> _RECORDED INFORMATION_:
# # # # #
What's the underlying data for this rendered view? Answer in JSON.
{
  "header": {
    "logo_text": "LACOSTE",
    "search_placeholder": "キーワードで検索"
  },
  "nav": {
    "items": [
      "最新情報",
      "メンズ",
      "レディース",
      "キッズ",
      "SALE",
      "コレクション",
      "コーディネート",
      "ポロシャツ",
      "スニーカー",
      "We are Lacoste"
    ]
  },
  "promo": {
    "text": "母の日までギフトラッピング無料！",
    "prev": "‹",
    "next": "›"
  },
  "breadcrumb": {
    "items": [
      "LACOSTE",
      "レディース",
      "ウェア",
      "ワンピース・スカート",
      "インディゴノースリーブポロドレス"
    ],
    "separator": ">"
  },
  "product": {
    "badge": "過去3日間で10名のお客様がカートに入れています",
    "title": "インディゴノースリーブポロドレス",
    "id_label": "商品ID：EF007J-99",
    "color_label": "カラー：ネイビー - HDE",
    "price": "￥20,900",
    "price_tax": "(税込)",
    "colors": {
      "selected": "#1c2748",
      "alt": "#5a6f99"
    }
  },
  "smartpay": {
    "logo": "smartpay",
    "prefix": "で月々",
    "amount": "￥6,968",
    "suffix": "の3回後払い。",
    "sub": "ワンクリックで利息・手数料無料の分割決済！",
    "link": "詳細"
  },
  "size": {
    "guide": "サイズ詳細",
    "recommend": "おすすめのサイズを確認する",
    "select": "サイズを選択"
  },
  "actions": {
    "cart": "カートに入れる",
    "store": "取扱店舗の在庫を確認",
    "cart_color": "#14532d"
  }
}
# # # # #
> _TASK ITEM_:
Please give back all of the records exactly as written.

> _EXERCISE RESPONSE_:
What's the underlying data for this rendered view? Answer in JSON.
{
  "header": {
    "logo_text": "LACOSTE",
    "search_placeholder": "キーワードで検索"
  },
  "nav": {
    "items": [
      "最新情報",
      "メンズ",
      "レディース",
      "キッズ",
      "SALE",
      "コレクション",
      "コーディネート",
      "ポロシャツ",
      "スニーカー",
      "We are Lacoste"
    ]
  },
  "promo": {
    "text": "母の日までギフトラッピング無料！",
    "prev": "‹",
    "next": "›"
  },
  "breadcrumb": {
    "items": [
      "LACOSTE",
      "レディース",
      "ウェア",
      "ワンピース・スカート",
      "インディゴノースリーブポロドレス"
    ],
    "separator": ">"
  },
  "product": {
    "badge": "過去3日間で10名のお客様がカートに入れています",
    "title": "インディゴノースリーブポロドレス",
    "id_label": "商品ID：EF007J-99",
    "color_label": "カラー：ネイビー - HDE",
    "price": "￥20,900",
    "price_tax": "(税込)",
    "colors": {
      "selected": "#1c2748",
      "alt": "#5a6f99"
    }
  },
  "smartpay": {
    "logo": "smartpay",
    "prefix": "で月々",
    "amount": "￥6,968",
    "suffix": "の3回後払い。",
    "sub": "ワンクリックで利息・手数料無料の分割決済！",
    "link": "詳細"
  },
  "size": {
    "guide": "サイズ詳細",
    "recommend": "おすすめのサイズを確認する",
    "select": "サイズを選択"
  },
  "actions": {
    "cart": "カートに入れる",
    "store": "取扱店舗の在庫を確認",
    "cart_color": "#14532d"
  }
}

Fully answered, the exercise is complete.